> AIM OF THE EXERCISE:
Return each line of the data below exactly, omitting any pictures.

> DATA FOR THE TASK:
-=-=-=-=-
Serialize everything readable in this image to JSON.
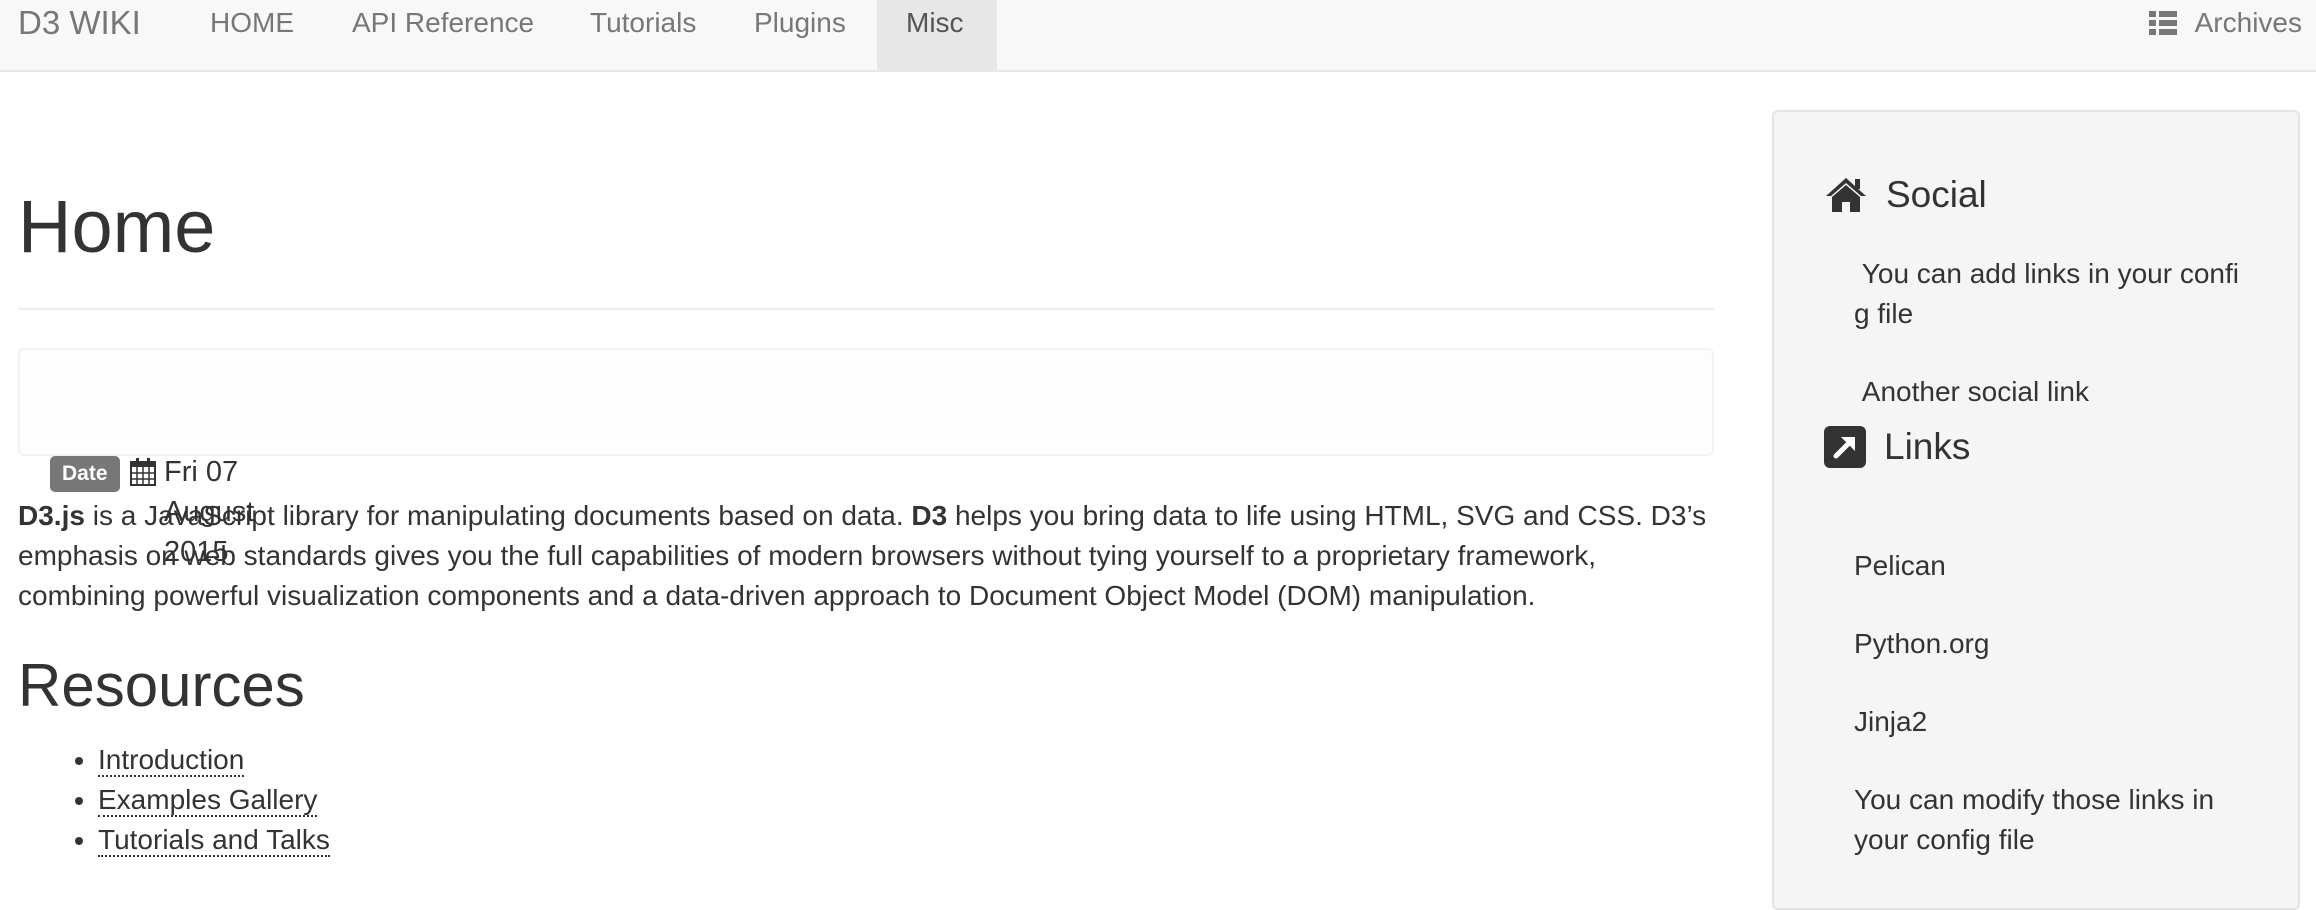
{
  "navbar": {
    "brand": "D3 WIKI",
    "items": [
      {
        "label": "HOME",
        "active": false
      },
      {
        "label": "API Reference",
        "active": false
      },
      {
        "label": "Tutorials",
        "active": false
      },
      {
        "label": "Plugins",
        "active": false
      },
      {
        "label": "Misc",
        "active": true
      }
    ],
    "archives_label": "Archives",
    "archives_icon": "list-icon"
  },
  "main": {
    "title": "Home",
    "date": {
      "label": "Date",
      "icon": "calendar-icon",
      "value": "Fri 07 August 2015"
    },
    "intro": {
      "part1_bold": "D3.js",
      "part2": " is a JavaScript library for manipulating documents based on data. ",
      "part3_bold": "D3",
      "part4": " helps you bring data to life using HTML, SVG and CSS. D3’s emphasis on web standards gives you the full capabilities of modern browsers without tying yourself to a proprietary framework, combining powerful visualization components and a data-driven approach to Document Object Model (DOM) manipulation."
    },
    "resources_title": "Resources",
    "resources": [
      "Introduction",
      "Examples Gallery",
      "Tutorials and Talks"
    ]
  },
  "sidebar": {
    "social": {
      "heading": "Social",
      "icon": "home-icon",
      "links": [
        "You can add links in your config file",
        "Another social link"
      ]
    },
    "links": {
      "heading": "Links",
      "icon": "external-link-icon",
      "items": [
        "Pelican",
        "Python.org",
        "Jinja2",
        "You can modify those links in your config file"
      ]
    }
  },
  "colors": {
    "navbar_bg": "#f8f8f8",
    "nav_text": "#777777",
    "active_bg": "#e7e7e7",
    "label_bg": "#777777",
    "sidebar_bg": "#f5f5f5",
    "text": "#333333"
  }
}
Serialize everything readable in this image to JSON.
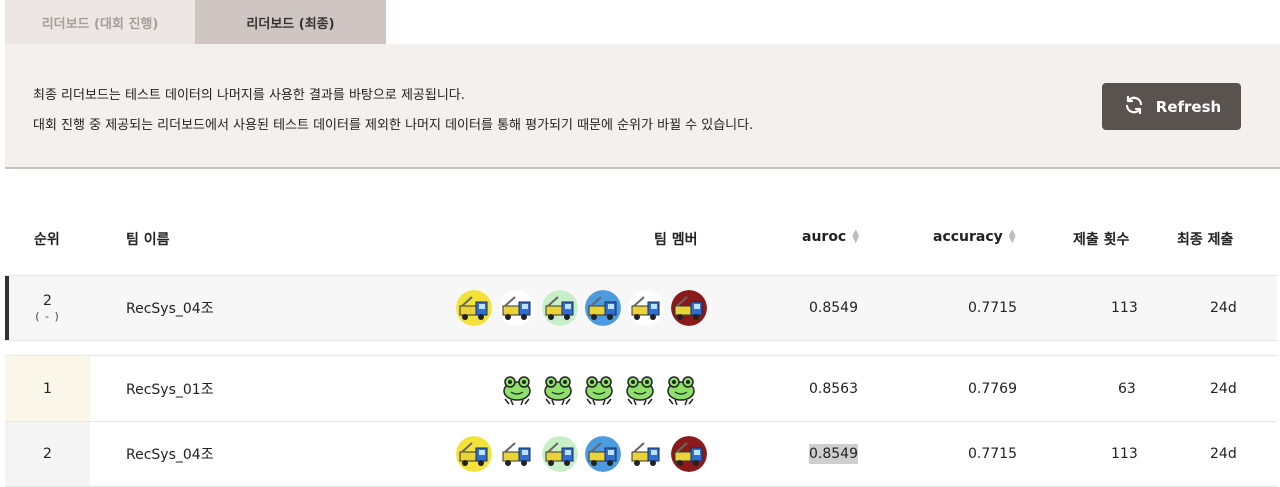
{
  "tabs": [
    {
      "label": "리더보드 (대회 진행)",
      "active": false
    },
    {
      "label": "리더보드 (최종)",
      "active": true
    }
  ],
  "info": {
    "line1": "최종 리더보드는 테스트 데이터의 나머지를 사용한 결과를 바탕으로 제공됩니다.",
    "line2": "대회 진행 중 제공되는 리더보드에서 사용된 테스트 데이터를 제외한 나머지 데이터를 통해 평가되기 때문에 순위가 바뀔 수 있습니다.",
    "refresh_label": "Refresh"
  },
  "table": {
    "headers": {
      "rank": "순위",
      "team": "팀 이름",
      "members": "팀 멤버",
      "auroc": "auroc",
      "accuracy": "accuracy",
      "submissions": "제출 횟수",
      "last": "최종 제출"
    },
    "my_row": {
      "rank": "2",
      "change": "( - )",
      "team": "RecSys_04조",
      "auroc": "0.8549",
      "accuracy": "0.7715",
      "submissions": "113",
      "last": "24d",
      "avatar_colors": [
        "#f2e23a",
        "#ffffff",
        "#c9efc9",
        "#4a9be0",
        "#ffffff",
        "#8b1a1a"
      ]
    },
    "rows": [
      {
        "rank": "1",
        "team": "RecSys_01조",
        "auroc": "0.8563",
        "accuracy": "0.7769",
        "submissions": "63",
        "last": "24d",
        "avatar_icon": "frog-icon",
        "avatar_count": 5
      },
      {
        "rank": "2",
        "team": "RecSys_04조",
        "auroc": "0.8549",
        "accuracy": "0.7715",
        "submissions": "113",
        "last": "24d",
        "avatar_colors": [
          "#f2e23a",
          "#ffffff",
          "#c9efc9",
          "#4a9be0",
          "#ffffff",
          "#8b1a1a"
        ]
      }
    ]
  }
}
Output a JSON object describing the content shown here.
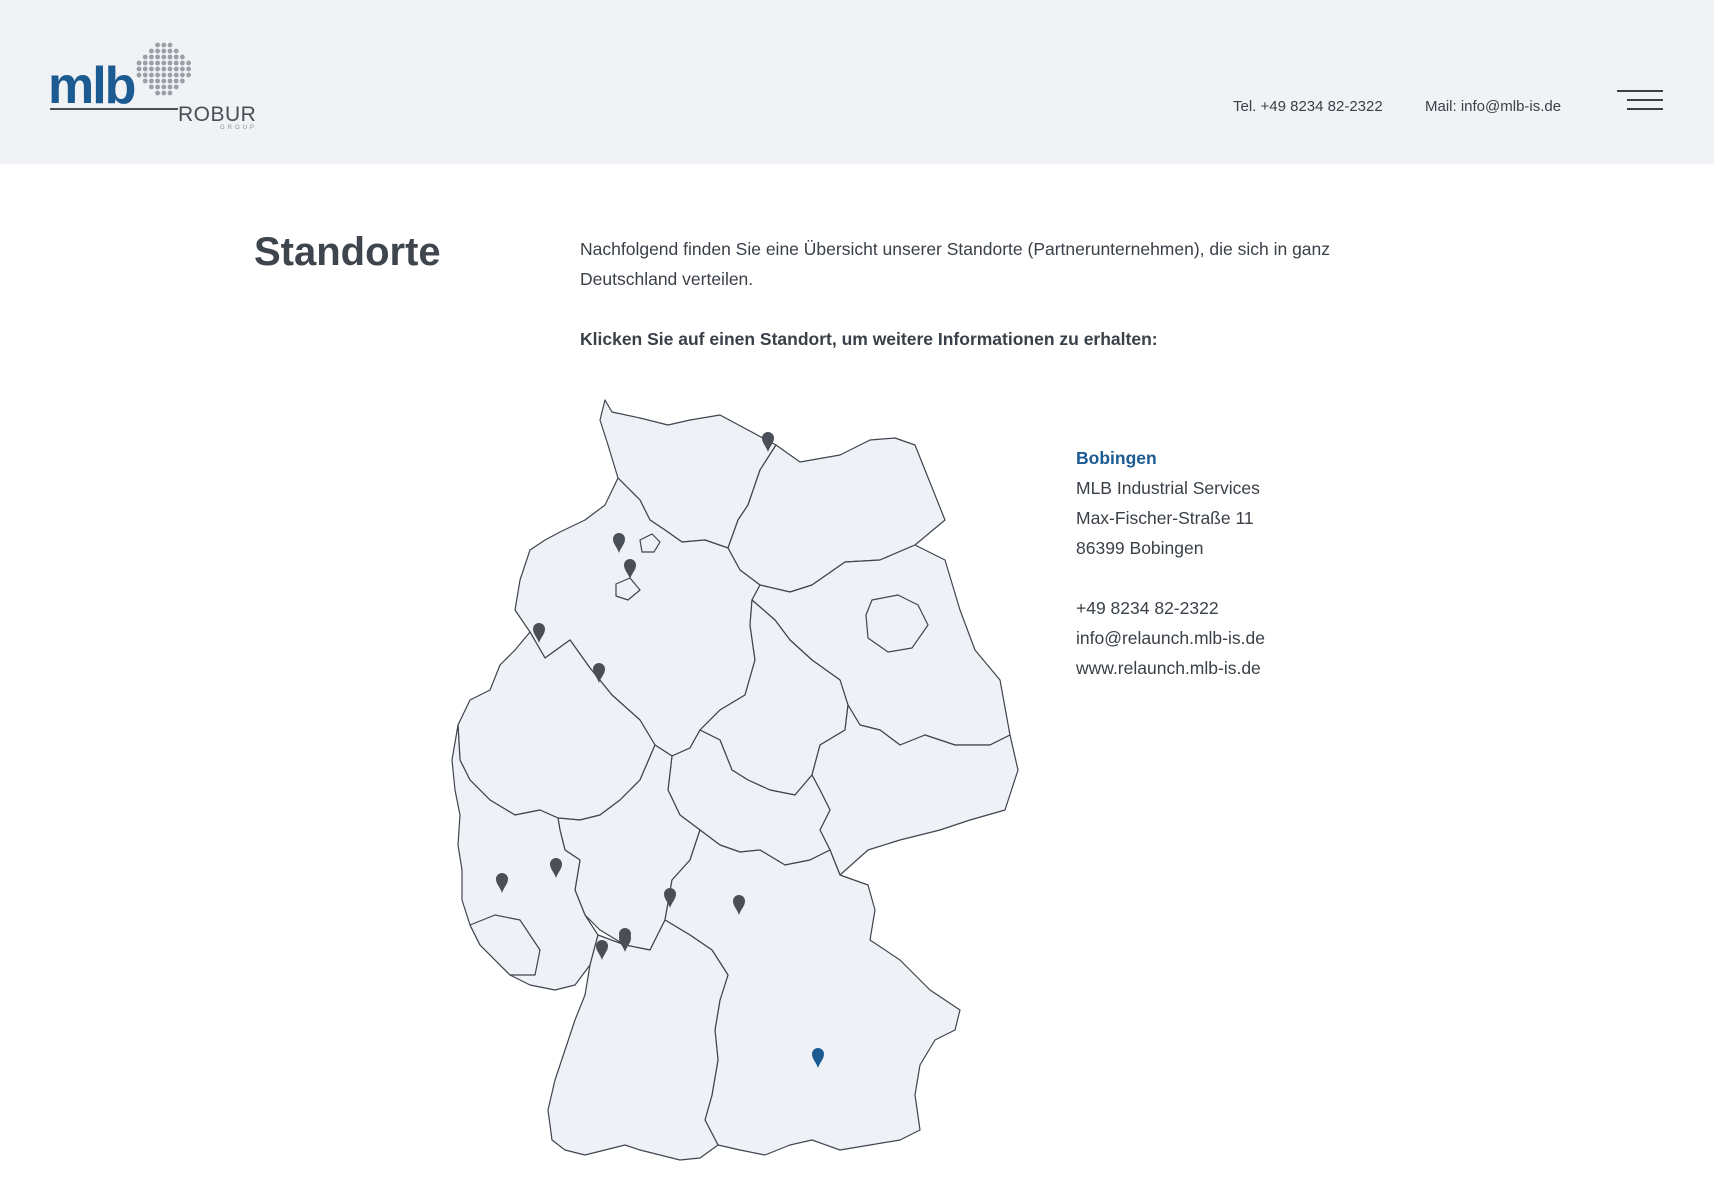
{
  "header": {
    "logo": {
      "brand": "mlb",
      "partner": "ROBUR",
      "partner_sub": "GROUP"
    },
    "tel": "Tel. +49 8234 82-2322",
    "mail": "Mail: info@mlb-is.de",
    "menu_icon": "hamburger-icon"
  },
  "main": {
    "title": "Standorte",
    "intro": "Nachfolgend finden Sie eine Übersicht unserer Standorte (Partnerunternehmen), die sich in ganz Deutschland verteilen.",
    "cta": "Klicken Sie auf einen Standort, um weitere Informationen zu erhalten:"
  },
  "map": {
    "country": "Germany",
    "pins": [
      {
        "id": "north-east-coast",
        "active": false
      },
      {
        "id": "north-west-1",
        "active": false
      },
      {
        "id": "north-west-2",
        "active": false
      },
      {
        "id": "west-1",
        "active": false
      },
      {
        "id": "west-2",
        "active": false
      },
      {
        "id": "south-west-1",
        "active": false
      },
      {
        "id": "south-west-2",
        "active": false
      },
      {
        "id": "south-west-3",
        "active": false
      },
      {
        "id": "south-west-4",
        "active": false
      },
      {
        "id": "south-west-5",
        "active": false
      },
      {
        "id": "central-south-1",
        "active": false
      },
      {
        "id": "central-south-2",
        "active": false
      },
      {
        "id": "bobingen",
        "active": true
      }
    ]
  },
  "selected_location": {
    "name": "Bobingen",
    "company": "MLB Industrial Services",
    "street": "Max-Fischer-Straße 11",
    "city": "86399 Bobingen",
    "phone": "+49 8234 82-2322",
    "email": "info@relaunch.mlb-is.de",
    "website": "www.relaunch.mlb-is.de"
  },
  "colors": {
    "accent": "#1c5a92",
    "header_bg": "#f1f2f5",
    "map_fill": "#eef1f6",
    "map_stroke": "#3f454d",
    "pin": "#4a4f57",
    "pin_active": "#1c5a92"
  }
}
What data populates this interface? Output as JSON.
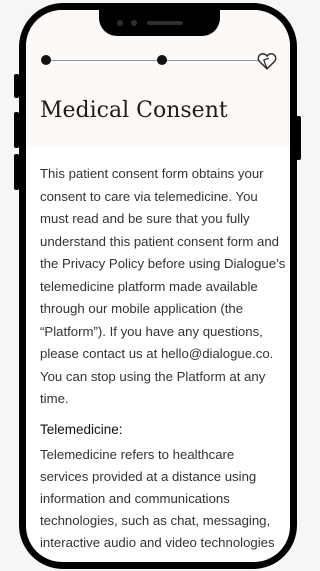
{
  "screen": {
    "title": "Medical Consent",
    "progress": {
      "steps_total": 3,
      "current_step": 2
    },
    "intro_paragraph": "This patient consent form obtains your consent to care via telemedicine. You must read and be sure that you fully understand this patient consent form and the Privacy Policy before using Dialogue’s telemedicine platform made available through our mobile application (the “Platform”). If you have any questions, please contact us at hello@dialogue.co. You can stop using the Platform at any time.",
    "section": {
      "heading": "Telemedicine:",
      "text": "Telemedicine refers to healthcare services provided at a distance using information and communications technologies, such as chat, messaging, interactive audio and video technologies"
    }
  },
  "icons": {
    "progress_end": "heart-outline-icon"
  },
  "colors": {
    "header_bg": "#fcf9f7",
    "progress_line": "#8d99ab",
    "dot": "#111111"
  }
}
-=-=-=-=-
> RESPONSE AREA:
Serialize everything readable in this image to JSON.
{
  "navbar": {
    "brand": "D3 WIKI",
    "items": [
      {
        "label": "HOME",
        "active": false
      },
      {
        "label": "API Reference",
        "active": false
      },
      {
        "label": "Tutorials",
        "active": false
      },
      {
        "label": "Plugins",
        "active": false
      },
      {
        "label": "Misc",
        "active": true
      }
    ],
    "archives_label": "Archives",
    "archives_icon": "list-icon"
  },
  "main": {
    "title": "Home",
    "date": {
      "label": "Date",
      "icon": "calendar-icon",
      "value": "Fri 07 August 2015"
    },
    "intro": {
      "part1_bold": "D3.js",
      "part2": " is a JavaScript library for manipulating documents based on data. ",
      "part3_bold": "D3",
      "part4": " helps you bring data to life using HTML, SVG and CSS. D3’s emphasis on web standards gives you the full capabilities of modern browsers without tying yourself to a proprietary framework, combining powerful visualization components and a data-driven approach to Document Object Model (DOM) manipulation."
    },
    "resources_title": "Resources",
    "resources": [
      "Introduction",
      "Examples Gallery",
      "Tutorials and Talks"
    ]
  },
  "sidebar": {
    "social": {
      "heading": "Social",
      "icon": "home-icon",
      "links": [
        "You can add links in your config file",
        "Another social link"
      ]
    },
    "links": {
      "heading": "Links",
      "icon": "external-link-icon",
      "items": [
        "Pelican",
        "Python.org",
        "Jinja2",
        "You can modify those links in your config file"
      ]
    }
  },
  "colors": {
    "navbar_bg": "#f8f8f8",
    "nav_text": "#777777",
    "active_bg": "#e7e7e7",
    "label_bg": "#777777",
    "sidebar_bg": "#f5f5f5",
    "text": "#333333"
  }
}
Serialize everything readable in this image to JSON.
{
  "tabs": [
    {
      "label": "리더보드 (대회 진행)",
      "active": false
    },
    {
      "label": "리더보드 (최종)",
      "active": true
    }
  ],
  "info": {
    "line1": "최종 리더보드는 테스트 데이터의 나머지를 사용한 결과를 바탕으로 제공됩니다.",
    "line2": "대회 진행 중 제공되는 리더보드에서 사용된 테스트 데이터를 제외한 나머지 데이터를 통해 평가되기 때문에 순위가 바뀔 수 있습니다.",
    "refresh_label": "Refresh"
  },
  "table": {
    "headers": {
      "rank": "순위",
      "team": "팀 이름",
      "members": "팀 멤버",
      "auroc": "auroc",
      "accuracy": "accuracy",
      "submissions": "제출 횟수",
      "last": "최종 제출"
    },
    "my_row": {
      "rank": "2",
      "change": "( - )",
      "team": "RecSys_04조",
      "auroc": "0.8549",
      "accuracy": "0.7715",
      "submissions": "113",
      "last": "24d",
      "avatar_colors": [
        "#f2e23a",
        "#ffffff",
        "#c9efc9",
        "#4a9be0",
        "#ffffff",
        "#8b1a1a"
      ]
    },
    "rows": [
      {
        "rank": "1",
        "team": "RecSys_01조",
        "auroc": "0.8563",
        "accuracy": "0.7769",
        "submissions": "63",
        "last": "24d",
        "avatar_icon": "frog-icon",
        "avatar_count": 5
      },
      {
        "rank": "2",
        "team": "RecSys_04조",
        "auroc": "0.8549",
        "accuracy": "0.7715",
        "submissions": "113",
        "last": "24d",
        "avatar_colors": [
          "#f2e23a",
          "#ffffff",
          "#c9efc9",
          "#4a9be0",
          "#ffffff",
          "#8b1a1a"
        ]
      }
    ]
  }
}
Output a JSON object describing the content shown here.
{
  "header": {
    "logo": {
      "brand": "mlb",
      "partner": "ROBUR",
      "partner_sub": "GROUP"
    },
    "tel": "Tel. +49 8234 82-2322",
    "mail": "Mail: info@mlb-is.de",
    "menu_icon": "hamburger-icon"
  },
  "main": {
    "title": "Standorte",
    "intro": "Nachfolgend finden Sie eine Übersicht unserer Standorte (Partnerunternehmen), die sich in ganz Deutschland verteilen.",
    "cta": "Klicken Sie auf einen Standort, um weitere Informationen zu erhalten:"
  },
  "map": {
    "country": "Germany",
    "pins": [
      {
        "id": "north-east-coast",
        "active": false
      },
      {
        "id": "north-west-1",
        "active": false
      },
      {
        "id": "north-west-2",
        "active": false
      },
      {
        "id": "west-1",
        "active": false
      },
      {
        "id": "west-2",
        "active": false
      },
      {
        "id": "south-west-1",
        "active": false
      },
      {
        "id": "south-west-2",
        "active": false
      },
      {
        "id": "south-west-3",
        "active": false
      },
      {
        "id": "south-west-4",
        "active": false
      },
      {
        "id": "south-west-5",
        "active": false
      },
      {
        "id": "central-south-1",
        "active": false
      },
      {
        "id": "central-south-2",
        "active": false
      },
      {
        "id": "bobingen",
        "active": true
      }
    ]
  },
  "selected_location": {
    "name": "Bobingen",
    "company": "MLB Industrial Services",
    "street": "Max-Fischer-Straße 11",
    "city": "86399 Bobingen",
    "phone": "+49 8234 82-2322",
    "email": "info@relaunch.mlb-is.de",
    "website": "www.relaunch.mlb-is.de"
  },
  "colors": {
    "accent": "#1c5a92",
    "header_bg": "#f1f2f5",
    "map_fill": "#eef1f6",
    "map_stroke": "#3f454d",
    "pin": "#4a4f57",
    "pin_active": "#1c5a92"
  }
}
What data populates this interface? Output as JSON.
{
  "screen": {
    "title": "Medical Consent",
    "progress": {
      "steps_total": 3,
      "current_step": 2
    },
    "intro_paragraph": "This patient consent form obtains your consent to care via telemedicine. You must read and be sure that you fully understand this patient consent form and the Privacy Policy before using Dialogue’s telemedicine platform made available through our mobile application (the “Platform”). If you have any questions, please contact us at hello@dialogue.co. You can stop using the Platform at any time.",
    "section": {
      "heading": "Telemedicine:",
      "text": "Telemedicine refers to healthcare services provided at a distance using information and communications technologies, such as chat, messaging, interactive audio and video technologies"
    }
  },
  "icons": {
    "progress_end": "heart-outline-icon"
  },
  "colors": {
    "header_bg": "#fcf9f7",
    "progress_line": "#8d99ab",
    "dot": "#111111"
  }
}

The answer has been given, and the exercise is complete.